### [Required work]
Scan the material and copy out each line where the word "data" occurs.

### [Entries supplied]
++++

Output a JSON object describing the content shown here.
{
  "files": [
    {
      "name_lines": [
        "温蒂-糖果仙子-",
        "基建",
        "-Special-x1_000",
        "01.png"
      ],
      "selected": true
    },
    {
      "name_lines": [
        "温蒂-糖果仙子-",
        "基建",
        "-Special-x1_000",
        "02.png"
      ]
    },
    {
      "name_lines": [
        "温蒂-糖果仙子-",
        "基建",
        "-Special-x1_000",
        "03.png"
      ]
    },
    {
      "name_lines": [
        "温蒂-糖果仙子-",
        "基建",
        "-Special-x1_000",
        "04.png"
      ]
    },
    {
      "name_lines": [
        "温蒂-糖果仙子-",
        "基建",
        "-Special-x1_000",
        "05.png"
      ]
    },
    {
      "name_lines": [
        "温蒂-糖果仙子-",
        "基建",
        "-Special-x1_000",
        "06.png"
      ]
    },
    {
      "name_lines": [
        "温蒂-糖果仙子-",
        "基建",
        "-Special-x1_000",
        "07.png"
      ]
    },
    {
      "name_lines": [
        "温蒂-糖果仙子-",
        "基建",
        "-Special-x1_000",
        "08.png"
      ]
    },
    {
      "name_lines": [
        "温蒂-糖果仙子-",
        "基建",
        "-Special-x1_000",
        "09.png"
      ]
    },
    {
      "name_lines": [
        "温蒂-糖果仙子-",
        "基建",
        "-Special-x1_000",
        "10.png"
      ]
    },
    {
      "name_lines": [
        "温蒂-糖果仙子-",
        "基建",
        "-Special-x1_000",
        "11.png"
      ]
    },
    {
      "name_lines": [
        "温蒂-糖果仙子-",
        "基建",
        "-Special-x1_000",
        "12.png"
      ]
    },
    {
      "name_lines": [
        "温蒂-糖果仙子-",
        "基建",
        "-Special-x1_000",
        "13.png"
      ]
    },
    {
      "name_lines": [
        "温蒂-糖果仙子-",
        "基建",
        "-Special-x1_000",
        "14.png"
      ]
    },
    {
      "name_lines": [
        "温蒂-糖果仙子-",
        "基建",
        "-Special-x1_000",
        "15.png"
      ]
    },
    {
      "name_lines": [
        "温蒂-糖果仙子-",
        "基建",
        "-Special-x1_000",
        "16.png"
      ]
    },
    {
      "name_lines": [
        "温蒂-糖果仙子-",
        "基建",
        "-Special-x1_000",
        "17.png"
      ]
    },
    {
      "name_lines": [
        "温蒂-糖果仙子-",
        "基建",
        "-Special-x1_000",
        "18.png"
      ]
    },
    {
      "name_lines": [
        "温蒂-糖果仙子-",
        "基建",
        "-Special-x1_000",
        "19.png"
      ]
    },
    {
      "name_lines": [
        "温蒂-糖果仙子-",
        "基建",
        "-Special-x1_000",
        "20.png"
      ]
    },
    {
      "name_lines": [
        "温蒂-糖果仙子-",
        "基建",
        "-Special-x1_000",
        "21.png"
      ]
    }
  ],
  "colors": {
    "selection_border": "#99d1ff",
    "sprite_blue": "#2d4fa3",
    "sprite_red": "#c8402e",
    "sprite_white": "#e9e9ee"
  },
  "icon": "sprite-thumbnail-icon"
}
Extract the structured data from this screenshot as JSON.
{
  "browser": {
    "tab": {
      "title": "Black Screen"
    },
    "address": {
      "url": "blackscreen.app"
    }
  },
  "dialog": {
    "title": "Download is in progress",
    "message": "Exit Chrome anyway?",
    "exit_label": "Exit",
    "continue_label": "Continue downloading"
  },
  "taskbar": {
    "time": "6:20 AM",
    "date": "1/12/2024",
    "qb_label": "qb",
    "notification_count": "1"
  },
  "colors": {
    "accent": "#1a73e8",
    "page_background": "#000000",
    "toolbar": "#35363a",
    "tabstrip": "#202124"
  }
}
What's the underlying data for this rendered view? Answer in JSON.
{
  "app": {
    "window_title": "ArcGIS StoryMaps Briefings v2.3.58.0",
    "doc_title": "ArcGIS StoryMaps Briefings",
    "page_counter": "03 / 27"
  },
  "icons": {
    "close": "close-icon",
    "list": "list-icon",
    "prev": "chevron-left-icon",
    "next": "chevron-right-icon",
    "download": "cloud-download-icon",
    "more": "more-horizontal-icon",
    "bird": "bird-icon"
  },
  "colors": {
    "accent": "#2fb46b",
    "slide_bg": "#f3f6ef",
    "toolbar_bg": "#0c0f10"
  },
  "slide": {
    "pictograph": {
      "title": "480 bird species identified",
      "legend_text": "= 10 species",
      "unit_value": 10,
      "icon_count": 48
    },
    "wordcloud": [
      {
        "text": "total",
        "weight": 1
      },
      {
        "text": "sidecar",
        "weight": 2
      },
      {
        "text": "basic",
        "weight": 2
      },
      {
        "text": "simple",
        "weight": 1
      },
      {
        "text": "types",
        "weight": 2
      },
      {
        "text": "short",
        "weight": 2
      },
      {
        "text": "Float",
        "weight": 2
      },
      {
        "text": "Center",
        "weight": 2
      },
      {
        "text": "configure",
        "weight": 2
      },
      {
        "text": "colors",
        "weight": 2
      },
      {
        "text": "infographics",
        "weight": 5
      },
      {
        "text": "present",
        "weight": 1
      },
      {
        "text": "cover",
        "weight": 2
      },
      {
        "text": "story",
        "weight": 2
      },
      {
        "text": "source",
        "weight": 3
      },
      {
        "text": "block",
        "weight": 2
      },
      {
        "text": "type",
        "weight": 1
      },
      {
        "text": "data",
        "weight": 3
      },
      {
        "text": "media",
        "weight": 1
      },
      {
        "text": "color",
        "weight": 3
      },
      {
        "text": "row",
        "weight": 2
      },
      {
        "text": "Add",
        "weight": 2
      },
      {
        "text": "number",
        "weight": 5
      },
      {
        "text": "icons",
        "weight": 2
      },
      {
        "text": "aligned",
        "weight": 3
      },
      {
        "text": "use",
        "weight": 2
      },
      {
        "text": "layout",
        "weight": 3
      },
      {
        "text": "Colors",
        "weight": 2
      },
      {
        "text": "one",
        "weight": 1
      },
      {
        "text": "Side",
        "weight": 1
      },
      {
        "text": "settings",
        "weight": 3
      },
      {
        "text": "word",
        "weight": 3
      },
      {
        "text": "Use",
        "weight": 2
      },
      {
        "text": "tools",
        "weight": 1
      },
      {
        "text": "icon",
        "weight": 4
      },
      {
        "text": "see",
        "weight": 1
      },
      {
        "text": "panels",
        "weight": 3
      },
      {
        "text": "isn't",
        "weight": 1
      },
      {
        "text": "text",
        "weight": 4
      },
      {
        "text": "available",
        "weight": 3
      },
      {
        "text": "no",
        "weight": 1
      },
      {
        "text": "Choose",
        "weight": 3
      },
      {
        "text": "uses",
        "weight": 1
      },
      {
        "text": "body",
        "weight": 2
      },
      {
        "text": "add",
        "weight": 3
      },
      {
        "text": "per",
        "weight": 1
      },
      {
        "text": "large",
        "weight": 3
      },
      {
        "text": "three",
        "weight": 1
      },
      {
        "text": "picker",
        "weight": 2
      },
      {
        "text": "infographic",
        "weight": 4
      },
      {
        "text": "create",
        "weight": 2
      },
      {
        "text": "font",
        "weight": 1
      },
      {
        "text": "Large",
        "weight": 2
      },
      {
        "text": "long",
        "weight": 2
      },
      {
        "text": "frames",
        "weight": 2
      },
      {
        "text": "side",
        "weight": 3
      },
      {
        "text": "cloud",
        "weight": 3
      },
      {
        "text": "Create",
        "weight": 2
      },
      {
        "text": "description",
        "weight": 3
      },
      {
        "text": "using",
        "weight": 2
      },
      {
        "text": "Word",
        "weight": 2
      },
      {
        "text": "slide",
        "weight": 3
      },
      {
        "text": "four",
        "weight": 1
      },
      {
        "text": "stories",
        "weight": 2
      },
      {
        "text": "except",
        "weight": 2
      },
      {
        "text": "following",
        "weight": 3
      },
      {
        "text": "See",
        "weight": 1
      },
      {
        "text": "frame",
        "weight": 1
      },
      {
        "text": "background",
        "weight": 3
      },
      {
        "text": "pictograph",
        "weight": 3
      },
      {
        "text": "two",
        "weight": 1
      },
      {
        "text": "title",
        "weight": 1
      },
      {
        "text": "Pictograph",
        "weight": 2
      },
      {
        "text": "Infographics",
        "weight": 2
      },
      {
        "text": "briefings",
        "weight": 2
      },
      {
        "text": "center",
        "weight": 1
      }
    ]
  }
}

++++

### [Output for this exercise]
Extract the structured data from this screenshot as JSON.
What's the underlying data for this rendered view? Answer in JSON.
        "text": "data",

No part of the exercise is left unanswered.